Dataset rows describing interfaces
##############################

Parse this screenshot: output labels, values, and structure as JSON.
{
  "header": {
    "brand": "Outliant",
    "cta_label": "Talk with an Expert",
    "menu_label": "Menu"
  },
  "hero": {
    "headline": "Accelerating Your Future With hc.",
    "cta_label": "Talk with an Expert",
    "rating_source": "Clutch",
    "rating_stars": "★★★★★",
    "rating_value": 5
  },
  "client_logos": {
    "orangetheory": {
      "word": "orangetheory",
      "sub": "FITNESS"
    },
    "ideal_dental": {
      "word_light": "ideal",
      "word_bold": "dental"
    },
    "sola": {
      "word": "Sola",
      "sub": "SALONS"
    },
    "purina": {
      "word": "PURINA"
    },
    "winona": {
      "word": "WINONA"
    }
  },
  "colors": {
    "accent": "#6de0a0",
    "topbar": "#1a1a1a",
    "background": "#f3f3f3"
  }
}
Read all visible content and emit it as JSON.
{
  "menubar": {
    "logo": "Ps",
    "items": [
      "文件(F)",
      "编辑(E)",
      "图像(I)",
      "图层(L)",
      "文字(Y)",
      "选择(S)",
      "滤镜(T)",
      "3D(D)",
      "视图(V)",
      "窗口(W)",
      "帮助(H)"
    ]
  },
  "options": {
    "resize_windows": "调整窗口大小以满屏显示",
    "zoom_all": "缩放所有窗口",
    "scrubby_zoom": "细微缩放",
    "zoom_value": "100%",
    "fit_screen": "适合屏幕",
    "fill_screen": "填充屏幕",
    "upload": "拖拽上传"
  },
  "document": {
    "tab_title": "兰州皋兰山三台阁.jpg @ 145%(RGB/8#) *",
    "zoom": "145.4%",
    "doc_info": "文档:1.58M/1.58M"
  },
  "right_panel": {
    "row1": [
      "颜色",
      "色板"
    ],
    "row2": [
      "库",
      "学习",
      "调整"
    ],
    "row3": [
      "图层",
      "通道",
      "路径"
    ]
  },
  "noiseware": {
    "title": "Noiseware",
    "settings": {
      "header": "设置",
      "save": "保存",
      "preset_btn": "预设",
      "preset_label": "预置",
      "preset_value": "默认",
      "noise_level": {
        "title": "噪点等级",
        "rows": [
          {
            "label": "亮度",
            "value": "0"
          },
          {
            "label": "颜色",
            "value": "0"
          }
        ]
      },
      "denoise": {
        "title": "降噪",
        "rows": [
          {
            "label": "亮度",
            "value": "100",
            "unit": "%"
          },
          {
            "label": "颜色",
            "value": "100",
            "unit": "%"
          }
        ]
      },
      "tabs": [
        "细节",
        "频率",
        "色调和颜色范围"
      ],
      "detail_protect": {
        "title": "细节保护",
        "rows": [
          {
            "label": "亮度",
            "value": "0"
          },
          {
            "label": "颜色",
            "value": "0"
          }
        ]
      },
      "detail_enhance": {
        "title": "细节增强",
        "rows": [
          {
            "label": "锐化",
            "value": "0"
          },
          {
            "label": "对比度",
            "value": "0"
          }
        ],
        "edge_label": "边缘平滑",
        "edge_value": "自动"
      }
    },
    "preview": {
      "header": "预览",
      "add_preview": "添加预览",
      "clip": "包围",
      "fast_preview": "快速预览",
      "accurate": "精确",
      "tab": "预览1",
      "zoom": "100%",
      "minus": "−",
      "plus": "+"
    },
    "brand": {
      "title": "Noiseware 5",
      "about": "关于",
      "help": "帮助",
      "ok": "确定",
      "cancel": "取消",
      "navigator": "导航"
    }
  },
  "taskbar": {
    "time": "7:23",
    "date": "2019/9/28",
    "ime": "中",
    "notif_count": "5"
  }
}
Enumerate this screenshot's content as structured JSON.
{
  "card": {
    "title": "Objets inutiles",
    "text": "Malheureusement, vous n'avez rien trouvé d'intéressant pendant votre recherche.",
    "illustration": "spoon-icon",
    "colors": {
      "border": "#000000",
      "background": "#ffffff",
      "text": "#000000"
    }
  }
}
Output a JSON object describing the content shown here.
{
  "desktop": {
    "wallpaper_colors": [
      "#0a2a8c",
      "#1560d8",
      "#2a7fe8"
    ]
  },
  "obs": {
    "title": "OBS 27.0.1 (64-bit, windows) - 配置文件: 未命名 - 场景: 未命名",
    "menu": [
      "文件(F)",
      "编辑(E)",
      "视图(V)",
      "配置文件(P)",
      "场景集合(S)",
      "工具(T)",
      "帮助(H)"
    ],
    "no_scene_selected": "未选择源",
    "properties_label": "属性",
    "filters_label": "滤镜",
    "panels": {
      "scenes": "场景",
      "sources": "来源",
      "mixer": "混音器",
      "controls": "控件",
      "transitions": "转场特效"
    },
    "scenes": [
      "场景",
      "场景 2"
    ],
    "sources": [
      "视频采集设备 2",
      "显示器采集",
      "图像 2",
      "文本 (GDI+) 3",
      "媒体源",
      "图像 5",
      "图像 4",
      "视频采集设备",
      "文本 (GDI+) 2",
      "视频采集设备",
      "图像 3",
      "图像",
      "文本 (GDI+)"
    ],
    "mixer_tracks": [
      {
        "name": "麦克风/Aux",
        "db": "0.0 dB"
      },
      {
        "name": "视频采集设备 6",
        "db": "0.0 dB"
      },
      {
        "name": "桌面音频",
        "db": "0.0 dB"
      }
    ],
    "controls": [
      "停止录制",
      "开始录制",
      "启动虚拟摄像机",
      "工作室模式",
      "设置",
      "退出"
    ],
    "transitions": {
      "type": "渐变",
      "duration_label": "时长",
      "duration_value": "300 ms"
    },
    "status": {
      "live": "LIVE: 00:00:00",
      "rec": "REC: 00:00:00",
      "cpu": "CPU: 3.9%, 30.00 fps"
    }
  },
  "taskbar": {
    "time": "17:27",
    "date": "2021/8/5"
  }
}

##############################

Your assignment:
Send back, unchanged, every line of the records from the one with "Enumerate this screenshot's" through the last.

Reply to the task:
Enumerate this screenshot's content as structured JSON.
{
  "card": {
    "title": "Objets inutiles",
    "text": "Malheureusement, vous n'avez rien trouvé d'intéressant pendant votre recherche.",
    "illustration": "spoon-icon",
    "colors": {
      "border": "#000000",
      "background": "#ffffff",
      "text": "#000000"
    }
  }
}
Output a JSON object describing the content shown here.
{
  "desktop": {
    "wallpaper_colors": [
      "#0a2a8c",
      "#1560d8",
      "#2a7fe8"
    ]
  },
  "obs": {
    "title": "OBS 27.0.1 (64-bit, windows) - 配置文件: 未命名 - 场景: 未命名",
    "menu": [
      "文件(F)",
      "编辑(E)",
      "视图(V)",
      "配置文件(P)",
      "场景集合(S)",
      "工具(T)",
      "帮助(H)"
    ],
    "no_scene_selected": "未选择源",
    "properties_label": "属性",
    "filters_label": "滤镜",
    "panels": {
      "scenes": "场景",
      "sources": "来源",
      "mixer": "混音器",
      "controls": "控件",
      "transitions": "转场特效"
    },
    "scenes": [
      "场景",
      "场景 2"
    ],
    "sources": [
      "视频采集设备 2",
      "显示器采集",
      "图像 2",
      "文本 (GDI+) 3",
      "媒体源",
      "图像 5",
      "图像 4",
      "视频采集设备",
      "文本 (GDI+) 2",
      "视频采集设备",
      "图像 3",
      "图像",
      "文本 (GDI+)"
    ],
    "mixer_tracks": [
      {
        "name": "麦克风/Aux",
        "db": "0.0 dB"
      },
      {
        "name": "视频采集设备 6",
        "db": "0.0 dB"
      },
      {
        "name": "桌面音频",
        "db": "0.0 dB"
      }
    ],
    "controls": [
      "停止录制",
      "开始录制",
      "启动虚拟摄像机",
      "工作室模式",
      "设置",
      "退出"
    ],
    "transitions": {
      "type": "渐变",
      "duration_label": "时长",
      "duration_value": "300 ms"
    },
    "status": {
      "live": "LIVE: 00:00:00",
      "rec": "REC: 00:00:00",
      "cpu": "CPU: 3.9%, 30.00 fps"
    }
  },
  "taskbar": {
    "time": "17:27",
    "date": "2021/8/5"
  }
}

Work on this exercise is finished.